[Entries from a dataset of interfaces]
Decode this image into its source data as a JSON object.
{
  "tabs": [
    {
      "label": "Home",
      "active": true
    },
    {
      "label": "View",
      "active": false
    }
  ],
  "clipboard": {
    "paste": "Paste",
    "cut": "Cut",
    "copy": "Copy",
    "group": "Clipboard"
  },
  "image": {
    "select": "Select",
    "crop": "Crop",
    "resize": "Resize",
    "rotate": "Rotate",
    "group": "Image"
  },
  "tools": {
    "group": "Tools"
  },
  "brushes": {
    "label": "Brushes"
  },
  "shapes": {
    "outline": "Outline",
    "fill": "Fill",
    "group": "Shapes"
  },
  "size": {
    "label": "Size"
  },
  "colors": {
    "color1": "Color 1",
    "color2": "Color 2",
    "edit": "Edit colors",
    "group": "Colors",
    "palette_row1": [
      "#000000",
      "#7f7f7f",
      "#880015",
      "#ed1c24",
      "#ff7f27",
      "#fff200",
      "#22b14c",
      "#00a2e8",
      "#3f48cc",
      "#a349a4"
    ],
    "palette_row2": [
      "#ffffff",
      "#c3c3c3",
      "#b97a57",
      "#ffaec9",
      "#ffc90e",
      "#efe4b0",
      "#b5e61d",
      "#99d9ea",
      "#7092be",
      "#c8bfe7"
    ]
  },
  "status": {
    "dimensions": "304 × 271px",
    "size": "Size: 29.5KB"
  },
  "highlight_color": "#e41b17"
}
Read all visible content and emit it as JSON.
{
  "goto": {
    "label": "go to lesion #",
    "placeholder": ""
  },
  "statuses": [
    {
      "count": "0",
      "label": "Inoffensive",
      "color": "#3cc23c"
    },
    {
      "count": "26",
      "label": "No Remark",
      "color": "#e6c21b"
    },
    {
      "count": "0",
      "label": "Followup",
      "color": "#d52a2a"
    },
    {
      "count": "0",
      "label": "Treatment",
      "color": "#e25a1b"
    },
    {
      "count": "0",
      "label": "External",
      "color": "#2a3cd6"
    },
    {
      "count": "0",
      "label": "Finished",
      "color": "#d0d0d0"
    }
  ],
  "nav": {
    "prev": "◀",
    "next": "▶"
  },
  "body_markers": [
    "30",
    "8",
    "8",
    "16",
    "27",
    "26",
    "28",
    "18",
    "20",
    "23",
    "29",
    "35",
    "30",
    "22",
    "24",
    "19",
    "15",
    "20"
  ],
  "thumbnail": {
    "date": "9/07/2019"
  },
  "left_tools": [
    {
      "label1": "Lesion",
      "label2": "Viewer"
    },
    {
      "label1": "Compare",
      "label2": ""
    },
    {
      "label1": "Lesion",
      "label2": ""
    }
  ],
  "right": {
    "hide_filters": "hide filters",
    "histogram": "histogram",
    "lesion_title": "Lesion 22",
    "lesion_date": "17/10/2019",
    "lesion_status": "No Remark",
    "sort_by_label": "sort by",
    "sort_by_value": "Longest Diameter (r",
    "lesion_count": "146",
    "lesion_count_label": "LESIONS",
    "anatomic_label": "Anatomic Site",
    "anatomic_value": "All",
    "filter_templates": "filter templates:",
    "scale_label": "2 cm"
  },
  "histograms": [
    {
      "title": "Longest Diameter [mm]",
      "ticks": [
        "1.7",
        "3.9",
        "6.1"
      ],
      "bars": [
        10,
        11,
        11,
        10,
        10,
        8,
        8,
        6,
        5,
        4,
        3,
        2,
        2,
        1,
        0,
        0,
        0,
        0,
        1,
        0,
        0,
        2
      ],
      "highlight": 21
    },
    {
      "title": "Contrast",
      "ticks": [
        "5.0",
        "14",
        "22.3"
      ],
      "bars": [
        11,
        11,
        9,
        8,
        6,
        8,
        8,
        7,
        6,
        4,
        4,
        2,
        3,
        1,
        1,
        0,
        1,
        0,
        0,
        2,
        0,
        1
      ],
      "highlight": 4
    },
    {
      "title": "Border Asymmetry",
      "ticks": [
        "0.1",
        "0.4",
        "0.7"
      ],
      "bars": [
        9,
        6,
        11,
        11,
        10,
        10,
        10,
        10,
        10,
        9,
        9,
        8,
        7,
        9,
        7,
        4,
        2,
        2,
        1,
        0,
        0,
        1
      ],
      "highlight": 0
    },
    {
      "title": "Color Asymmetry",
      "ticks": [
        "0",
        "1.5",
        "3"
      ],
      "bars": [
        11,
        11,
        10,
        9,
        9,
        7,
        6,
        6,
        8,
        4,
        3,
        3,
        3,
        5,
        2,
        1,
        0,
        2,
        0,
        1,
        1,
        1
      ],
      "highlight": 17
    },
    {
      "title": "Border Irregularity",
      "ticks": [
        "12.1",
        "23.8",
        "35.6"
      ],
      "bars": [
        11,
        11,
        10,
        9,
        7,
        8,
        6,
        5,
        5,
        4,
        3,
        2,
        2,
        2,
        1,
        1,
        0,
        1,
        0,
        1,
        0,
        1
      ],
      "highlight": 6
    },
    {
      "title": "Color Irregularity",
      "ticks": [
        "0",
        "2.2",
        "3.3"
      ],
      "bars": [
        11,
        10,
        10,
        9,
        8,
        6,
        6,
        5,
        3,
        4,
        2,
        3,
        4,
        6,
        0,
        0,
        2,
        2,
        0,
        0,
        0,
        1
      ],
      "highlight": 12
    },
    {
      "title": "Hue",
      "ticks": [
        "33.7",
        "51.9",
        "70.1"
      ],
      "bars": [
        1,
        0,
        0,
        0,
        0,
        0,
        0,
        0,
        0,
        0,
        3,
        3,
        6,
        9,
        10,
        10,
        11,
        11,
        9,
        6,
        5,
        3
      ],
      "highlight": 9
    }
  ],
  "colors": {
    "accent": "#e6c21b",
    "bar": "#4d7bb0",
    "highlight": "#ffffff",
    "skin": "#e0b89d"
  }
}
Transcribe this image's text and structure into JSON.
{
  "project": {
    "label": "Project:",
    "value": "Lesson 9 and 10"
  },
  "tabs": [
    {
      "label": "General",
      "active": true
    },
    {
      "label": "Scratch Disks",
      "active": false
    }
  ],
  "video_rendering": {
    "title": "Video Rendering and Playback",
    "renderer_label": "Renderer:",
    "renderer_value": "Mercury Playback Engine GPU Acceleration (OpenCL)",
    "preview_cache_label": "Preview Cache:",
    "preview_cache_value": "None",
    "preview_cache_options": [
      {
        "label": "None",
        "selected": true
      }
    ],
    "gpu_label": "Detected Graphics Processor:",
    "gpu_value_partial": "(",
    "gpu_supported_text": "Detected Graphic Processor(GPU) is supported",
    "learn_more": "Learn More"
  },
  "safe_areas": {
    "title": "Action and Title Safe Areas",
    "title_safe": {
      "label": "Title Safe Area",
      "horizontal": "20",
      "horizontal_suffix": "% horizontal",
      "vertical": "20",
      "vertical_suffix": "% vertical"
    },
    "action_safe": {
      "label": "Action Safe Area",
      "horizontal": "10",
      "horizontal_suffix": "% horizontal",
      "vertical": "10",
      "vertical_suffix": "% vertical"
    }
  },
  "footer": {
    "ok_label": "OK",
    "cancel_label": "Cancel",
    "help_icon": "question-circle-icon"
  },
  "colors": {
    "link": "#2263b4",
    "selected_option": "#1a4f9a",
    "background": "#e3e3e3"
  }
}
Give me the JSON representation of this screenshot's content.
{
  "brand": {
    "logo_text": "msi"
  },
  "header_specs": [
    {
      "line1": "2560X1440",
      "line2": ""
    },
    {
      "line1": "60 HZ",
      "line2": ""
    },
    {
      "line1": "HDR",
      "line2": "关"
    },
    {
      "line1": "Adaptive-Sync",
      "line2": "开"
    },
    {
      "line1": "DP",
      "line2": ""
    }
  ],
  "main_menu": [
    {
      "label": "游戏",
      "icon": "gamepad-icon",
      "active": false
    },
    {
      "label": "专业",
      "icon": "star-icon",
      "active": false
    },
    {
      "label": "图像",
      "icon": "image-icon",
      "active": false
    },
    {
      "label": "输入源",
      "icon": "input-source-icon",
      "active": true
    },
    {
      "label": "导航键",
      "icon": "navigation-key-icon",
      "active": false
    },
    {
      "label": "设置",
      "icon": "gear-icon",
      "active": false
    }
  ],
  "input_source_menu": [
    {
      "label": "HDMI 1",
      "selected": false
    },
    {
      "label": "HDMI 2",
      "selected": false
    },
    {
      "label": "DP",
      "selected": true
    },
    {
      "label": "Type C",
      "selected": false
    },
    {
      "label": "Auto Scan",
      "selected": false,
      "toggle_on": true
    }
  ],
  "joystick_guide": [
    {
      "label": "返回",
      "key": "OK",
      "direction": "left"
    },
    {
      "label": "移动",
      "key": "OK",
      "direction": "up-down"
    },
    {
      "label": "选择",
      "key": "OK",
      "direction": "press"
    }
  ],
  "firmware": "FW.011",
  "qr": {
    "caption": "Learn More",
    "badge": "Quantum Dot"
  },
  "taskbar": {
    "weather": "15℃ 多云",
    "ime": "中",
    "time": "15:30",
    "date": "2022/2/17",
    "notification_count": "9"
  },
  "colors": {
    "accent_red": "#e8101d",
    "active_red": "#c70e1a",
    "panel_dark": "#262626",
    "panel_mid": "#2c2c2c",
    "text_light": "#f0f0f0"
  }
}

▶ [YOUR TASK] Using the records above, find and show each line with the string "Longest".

▶ [ANSWER SECTION]
    "sort_by_value": "Longest Diameter (r",
      "title": "Longest Diameter [mm]",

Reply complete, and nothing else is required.